Required work
Each line that holds the string "part" counts once. Say how many such lines the entries have, giving the number only.

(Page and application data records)

◇ ◇ ◇ ◇

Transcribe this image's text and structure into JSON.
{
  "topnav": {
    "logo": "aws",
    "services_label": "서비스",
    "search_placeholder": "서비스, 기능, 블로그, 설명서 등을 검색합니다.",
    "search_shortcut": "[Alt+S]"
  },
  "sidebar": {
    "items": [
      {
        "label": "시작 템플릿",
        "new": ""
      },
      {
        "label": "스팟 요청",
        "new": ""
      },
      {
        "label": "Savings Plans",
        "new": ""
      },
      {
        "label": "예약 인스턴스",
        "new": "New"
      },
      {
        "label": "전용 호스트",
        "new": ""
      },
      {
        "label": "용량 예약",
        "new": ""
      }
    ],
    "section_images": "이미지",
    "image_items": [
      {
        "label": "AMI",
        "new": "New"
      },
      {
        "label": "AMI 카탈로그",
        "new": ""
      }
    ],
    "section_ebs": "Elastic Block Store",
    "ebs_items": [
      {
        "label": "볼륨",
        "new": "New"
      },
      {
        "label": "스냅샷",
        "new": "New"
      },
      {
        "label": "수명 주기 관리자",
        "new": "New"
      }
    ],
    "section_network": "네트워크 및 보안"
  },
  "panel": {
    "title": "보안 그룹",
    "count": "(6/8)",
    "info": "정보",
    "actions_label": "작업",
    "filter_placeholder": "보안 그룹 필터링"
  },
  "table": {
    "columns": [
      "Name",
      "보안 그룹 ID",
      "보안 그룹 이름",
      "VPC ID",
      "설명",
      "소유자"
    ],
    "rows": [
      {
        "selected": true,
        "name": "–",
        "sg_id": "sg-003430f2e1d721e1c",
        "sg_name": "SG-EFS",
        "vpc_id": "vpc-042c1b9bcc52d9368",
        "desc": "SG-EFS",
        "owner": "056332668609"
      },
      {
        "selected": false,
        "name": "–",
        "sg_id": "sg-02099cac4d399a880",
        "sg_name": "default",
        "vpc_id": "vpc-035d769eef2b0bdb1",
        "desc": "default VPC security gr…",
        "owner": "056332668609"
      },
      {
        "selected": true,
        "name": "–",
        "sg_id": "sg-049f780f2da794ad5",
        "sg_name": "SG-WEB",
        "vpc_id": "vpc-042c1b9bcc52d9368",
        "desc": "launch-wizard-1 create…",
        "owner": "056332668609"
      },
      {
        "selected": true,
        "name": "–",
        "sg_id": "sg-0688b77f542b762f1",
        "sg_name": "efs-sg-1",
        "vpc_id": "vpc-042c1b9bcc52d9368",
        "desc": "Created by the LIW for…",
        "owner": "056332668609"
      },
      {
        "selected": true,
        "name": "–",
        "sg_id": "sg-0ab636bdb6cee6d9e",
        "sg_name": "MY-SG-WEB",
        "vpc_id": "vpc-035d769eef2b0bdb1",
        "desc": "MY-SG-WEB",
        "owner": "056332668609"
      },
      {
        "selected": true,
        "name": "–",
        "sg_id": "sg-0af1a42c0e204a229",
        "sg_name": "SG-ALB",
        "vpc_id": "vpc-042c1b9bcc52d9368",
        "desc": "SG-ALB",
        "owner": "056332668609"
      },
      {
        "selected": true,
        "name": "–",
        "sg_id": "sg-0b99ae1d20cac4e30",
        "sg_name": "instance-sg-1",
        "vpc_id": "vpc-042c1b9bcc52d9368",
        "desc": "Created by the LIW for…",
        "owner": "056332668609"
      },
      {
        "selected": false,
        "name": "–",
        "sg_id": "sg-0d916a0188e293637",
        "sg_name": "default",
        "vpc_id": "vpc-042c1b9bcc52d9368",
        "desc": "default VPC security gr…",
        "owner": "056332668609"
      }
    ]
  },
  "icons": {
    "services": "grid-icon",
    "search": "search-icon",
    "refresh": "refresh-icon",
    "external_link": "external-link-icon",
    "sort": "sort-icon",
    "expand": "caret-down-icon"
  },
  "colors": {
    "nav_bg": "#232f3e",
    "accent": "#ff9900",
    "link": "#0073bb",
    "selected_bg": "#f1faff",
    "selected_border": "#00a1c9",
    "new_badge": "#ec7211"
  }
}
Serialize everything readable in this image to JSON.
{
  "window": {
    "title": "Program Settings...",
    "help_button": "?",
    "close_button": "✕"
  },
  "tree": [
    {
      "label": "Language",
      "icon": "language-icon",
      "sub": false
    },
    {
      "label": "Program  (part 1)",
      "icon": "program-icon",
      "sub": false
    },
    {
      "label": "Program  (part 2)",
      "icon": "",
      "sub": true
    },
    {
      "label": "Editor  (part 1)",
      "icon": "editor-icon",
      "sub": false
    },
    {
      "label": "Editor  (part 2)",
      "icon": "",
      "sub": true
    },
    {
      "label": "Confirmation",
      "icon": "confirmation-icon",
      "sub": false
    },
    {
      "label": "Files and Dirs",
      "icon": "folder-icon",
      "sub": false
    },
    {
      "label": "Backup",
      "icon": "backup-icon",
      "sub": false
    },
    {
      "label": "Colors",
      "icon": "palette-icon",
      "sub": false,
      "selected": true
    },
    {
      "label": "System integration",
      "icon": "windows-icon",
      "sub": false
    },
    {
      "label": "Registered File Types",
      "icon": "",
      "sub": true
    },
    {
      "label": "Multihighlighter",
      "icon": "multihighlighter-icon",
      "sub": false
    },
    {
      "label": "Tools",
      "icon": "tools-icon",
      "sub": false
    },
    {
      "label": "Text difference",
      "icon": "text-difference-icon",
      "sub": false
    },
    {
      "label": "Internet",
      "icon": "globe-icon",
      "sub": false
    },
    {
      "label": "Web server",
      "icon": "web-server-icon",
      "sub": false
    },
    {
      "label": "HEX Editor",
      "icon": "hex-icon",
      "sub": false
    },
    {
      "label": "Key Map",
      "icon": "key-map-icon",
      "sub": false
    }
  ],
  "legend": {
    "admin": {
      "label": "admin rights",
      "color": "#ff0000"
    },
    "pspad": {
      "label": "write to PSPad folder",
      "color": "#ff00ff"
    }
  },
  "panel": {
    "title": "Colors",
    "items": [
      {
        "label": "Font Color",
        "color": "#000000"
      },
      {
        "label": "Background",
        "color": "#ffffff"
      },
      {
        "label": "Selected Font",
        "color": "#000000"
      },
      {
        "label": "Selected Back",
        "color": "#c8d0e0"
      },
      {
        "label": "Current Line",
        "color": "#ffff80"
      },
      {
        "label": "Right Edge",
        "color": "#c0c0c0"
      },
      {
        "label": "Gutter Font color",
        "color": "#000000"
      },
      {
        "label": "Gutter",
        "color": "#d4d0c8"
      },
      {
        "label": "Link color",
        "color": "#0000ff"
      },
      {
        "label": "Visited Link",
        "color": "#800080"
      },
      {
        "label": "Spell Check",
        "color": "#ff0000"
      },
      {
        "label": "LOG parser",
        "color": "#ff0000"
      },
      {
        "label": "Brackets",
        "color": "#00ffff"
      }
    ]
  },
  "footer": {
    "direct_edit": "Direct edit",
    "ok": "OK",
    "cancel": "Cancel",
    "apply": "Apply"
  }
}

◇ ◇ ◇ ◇

Reply to the task
4